- DATA:

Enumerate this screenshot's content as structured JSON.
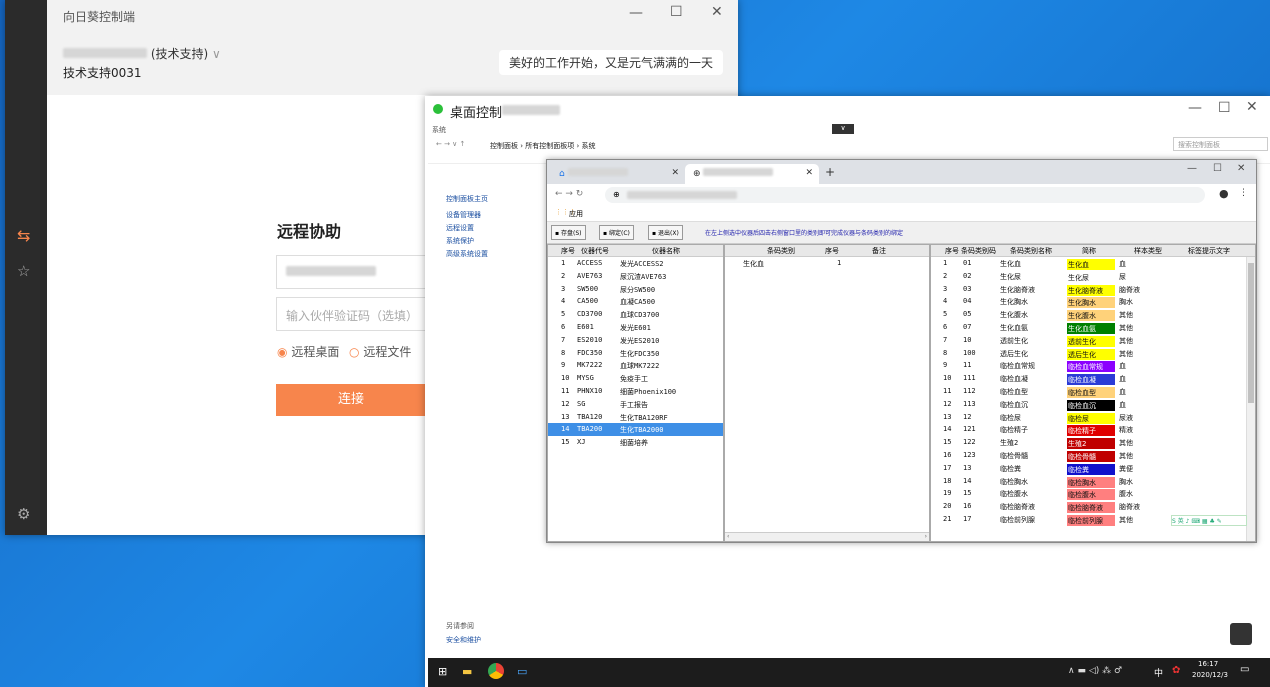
{
  "sunflower": {
    "title": "向日葵控制端",
    "user_role": "(技术支持)",
    "user_name": "技术支持0031",
    "greeting": "美好的工作开始，又是元气满满的一天",
    "heading": "远程协助",
    "code_placeholder": "输入伙伴验证码（选填）",
    "radio_desktop": "远程桌面",
    "radio_file": "远程文件",
    "connect_label": "连接"
  },
  "remote": {
    "title": "桌面控制",
    "cp_breadcrumb": "控制面板 › 所有控制面板项 › 系统",
    "cp_search": "搜索控制面板",
    "cp_window_label": "系统",
    "cp_home": "控制面板主页",
    "cp_links": [
      "设备管理器",
      "远程设置",
      "系统保护",
      "高级系统设置"
    ],
    "cp_see_also": "另请参阅",
    "cp_security": "安全和维护",
    "clock_time": "16:17",
    "clock_date": "2020/12/3",
    "ime": "中"
  },
  "chrome": {
    "bookmark": "应用",
    "toolbar": {
      "save": "存盘(S)",
      "bind": "绑定(C)",
      "exit": "退出(X)",
      "hint": "在左上侧选中仪器后四击右侧窗口里的类别即可完成仪器与条码类别的绑定"
    },
    "instruments_headers": [
      "序号",
      "仪器代号",
      "仪器名称"
    ],
    "instruments": [
      [
        "1",
        "ACCESS",
        "发光ACCESS2"
      ],
      [
        "2",
        "AVE763",
        "尿沉渣AVE763"
      ],
      [
        "3",
        "SW500",
        "尿分SW500"
      ],
      [
        "4",
        "CA500",
        "血凝CA500"
      ],
      [
        "5",
        "CD3700",
        "血球CD3700"
      ],
      [
        "6",
        "E601",
        "发光E601"
      ],
      [
        "7",
        "ES2010",
        "发光ES2010"
      ],
      [
        "8",
        "FDC350",
        "生化FDC350"
      ],
      [
        "9",
        "MK7222",
        "血球MK7222"
      ],
      [
        "10",
        "MYSG",
        "免疫手工"
      ],
      [
        "11",
        "PHNX10",
        "细菌Phoenix100"
      ],
      [
        "12",
        "SG",
        "手工报告"
      ],
      [
        "13",
        "TBA120",
        "生化TBA120RF"
      ],
      [
        "14",
        "TBA200",
        "生化TBA2000"
      ],
      [
        "15",
        "XJ",
        "细菌培养"
      ]
    ],
    "mid_headers": [
      "条码类别",
      "序号",
      "备注"
    ],
    "mid_rows": [
      [
        "生化血",
        "1",
        ""
      ]
    ],
    "right_headers": [
      "序号",
      "条码类别码",
      "条码类别名称",
      "简称",
      "样本类型",
      "标签提示文字"
    ],
    "right_rows": [
      [
        "1",
        "01",
        "生化血",
        "生化血",
        "血",
        "#ffff00"
      ],
      [
        "2",
        "02",
        "生化尿",
        "生化尿",
        "尿",
        "#ffffff"
      ],
      [
        "3",
        "03",
        "生化脑脊液",
        "生化脑脊液",
        "脑脊液",
        "#ffff00"
      ],
      [
        "4",
        "04",
        "生化胸水",
        "生化胸水",
        "胸水",
        "#ffd27a"
      ],
      [
        "5",
        "05",
        "生化腹水",
        "生化腹水",
        "其他",
        "#ffd27a"
      ],
      [
        "6",
        "07",
        "生化血氨",
        "生化血氨",
        "其他",
        "#008000"
      ],
      [
        "7",
        "10",
        "透前生化",
        "透前生化",
        "其他",
        "#ffff00"
      ],
      [
        "8",
        "100",
        "透后生化",
        "透后生化",
        "其他",
        "#ffff00"
      ],
      [
        "9",
        "11",
        "临检血常规",
        "临检血常规",
        "血",
        "#8b00ff"
      ],
      [
        "10",
        "111",
        "临检血凝",
        "临检血凝",
        "血",
        "#2b3bd6"
      ],
      [
        "11",
        "112",
        "临检血型",
        "临检血型",
        "血",
        "#ffd27a"
      ],
      [
        "12",
        "113",
        "临检血沉",
        "临检血沉",
        "血",
        "#000000"
      ],
      [
        "13",
        "12",
        "临检尿",
        "临检尿",
        "尿液",
        "#ffff00"
      ],
      [
        "14",
        "121",
        "临检精子",
        "临检精子",
        "精液",
        "#e00000"
      ],
      [
        "15",
        "122",
        "生殖2",
        "生殖2",
        "其他",
        "#c00000"
      ],
      [
        "16",
        "123",
        "临检骨髓",
        "临检骨髓",
        "其他",
        "#c00000"
      ],
      [
        "17",
        "13",
        "临检粪",
        "临检粪",
        "粪便",
        "#1111cc"
      ],
      [
        "18",
        "14",
        "临检胸水",
        "临检胸水",
        "胸水",
        "#ff7f7f"
      ],
      [
        "19",
        "15",
        "临检腹水",
        "临检腹水",
        "腹水",
        "#ff7f7f"
      ],
      [
        "20",
        "16",
        "临检脑脊液",
        "临检脑脊液",
        "脑脊液",
        "#ff7f7f"
      ],
      [
        "21",
        "17",
        "临检前列腺",
        "临检前列腺",
        "其他",
        "#ff7f7f"
      ]
    ]
  }
}
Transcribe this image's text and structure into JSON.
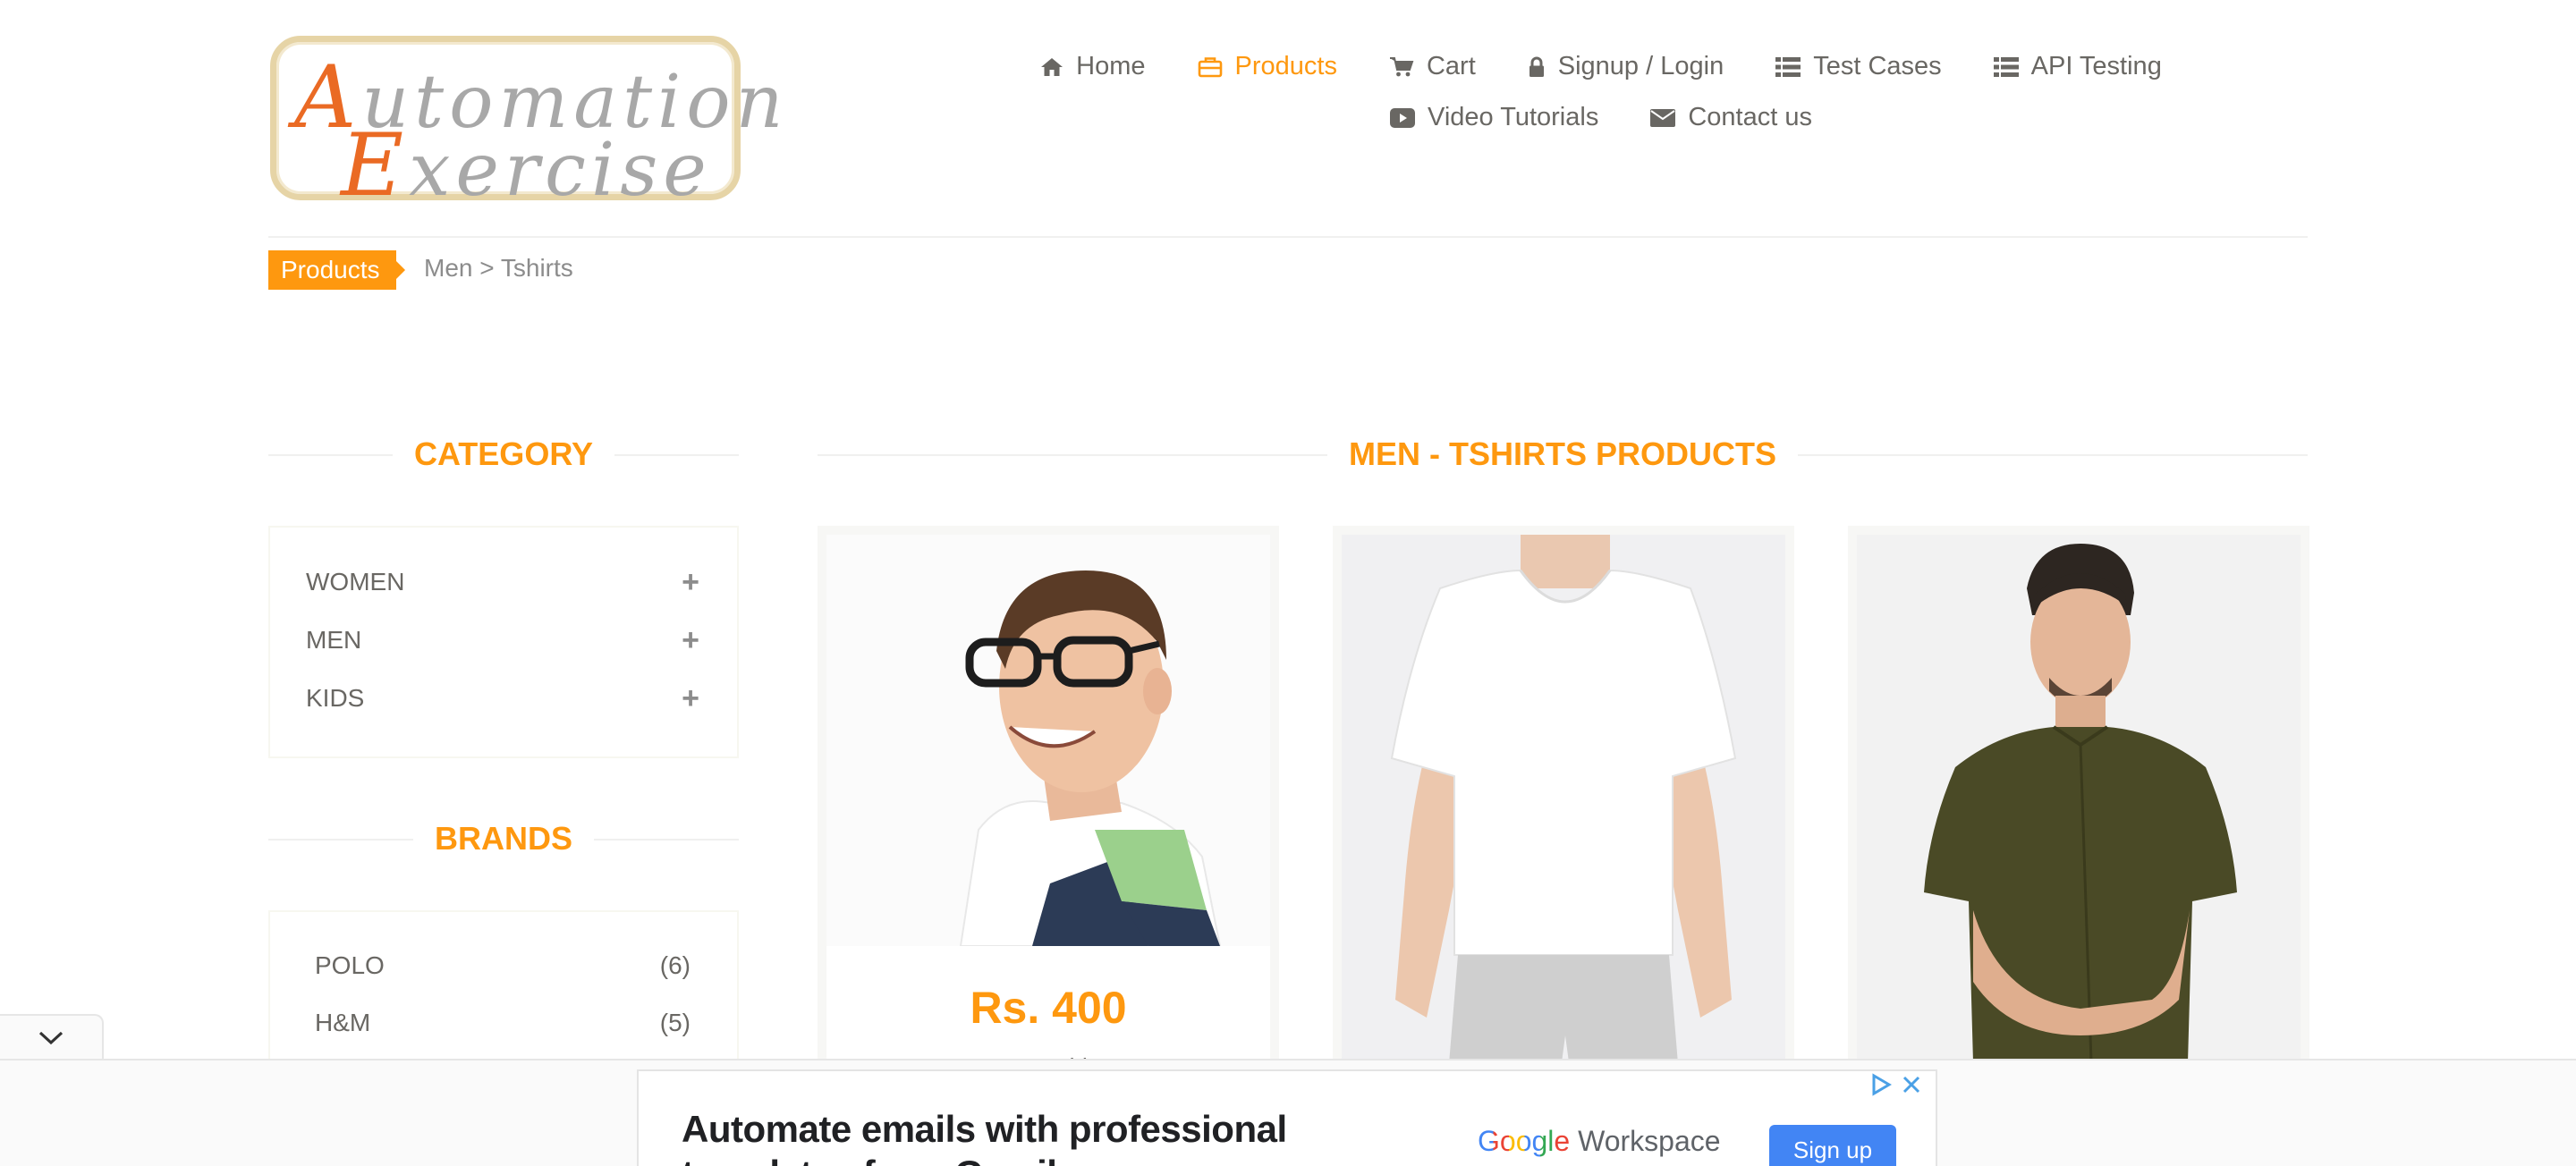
{
  "header": {
    "logo": {
      "line1_cap": "A",
      "line1_rest": "utomation",
      "line2_cap": "E",
      "line2_rest": "xercise"
    },
    "nav": [
      {
        "label": "Home",
        "icon": "home-icon"
      },
      {
        "label": "Products",
        "icon": "briefcase-icon",
        "active": true
      },
      {
        "label": "Cart",
        "icon": "cart-icon"
      },
      {
        "label": "Signup / Login",
        "icon": "lock-icon"
      },
      {
        "label": "Test Cases",
        "icon": "list-icon"
      },
      {
        "label": "API Testing",
        "icon": "list-icon"
      },
      {
        "label": "Video Tutorials",
        "icon": "youtube-play-icon"
      },
      {
        "label": "Contact us",
        "icon": "envelope-icon"
      }
    ]
  },
  "breadcrumb": {
    "tag": "Products",
    "path": "Men > Tshirts"
  },
  "sidebar": {
    "category_title": "CATEGORY",
    "categories": [
      {
        "label": "WOMEN",
        "toggle": "+"
      },
      {
        "label": "MEN",
        "toggle": "+"
      },
      {
        "label": "KIDS",
        "toggle": "+"
      }
    ],
    "brands_title": "BRANDS",
    "brands": [
      {
        "name": "POLO",
        "count": "(6)"
      },
      {
        "name": "H&M",
        "count": "(5)"
      }
    ]
  },
  "main": {
    "title": "MEN - TSHIRTS PRODUCTS",
    "products": [
      {
        "price": "Rs. 400",
        "name": "Men Tshirt"
      },
      {
        "price": "",
        "name": ""
      },
      {
        "price": "",
        "name": ""
      }
    ]
  },
  "ad": {
    "headline": "Automate emails with professional templates from Gmail",
    "brand_google": "Google",
    "brand_product": "Workspace",
    "cta": "Sign up"
  },
  "colors": {
    "accent": "#fe980f",
    "text": "#696763",
    "ad_button": "#4285f4"
  }
}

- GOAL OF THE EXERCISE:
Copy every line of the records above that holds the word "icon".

- ANSWER TO THIS PROBLEM:
        "icon": "home-icon"
        "icon": "briefcase-icon",
        "icon": "cart-icon"
        "icon": "lock-icon"
        "icon": "list-icon"
        "icon": "list-icon"
        "icon": "youtube-play-icon"
        "icon": "envelope-icon"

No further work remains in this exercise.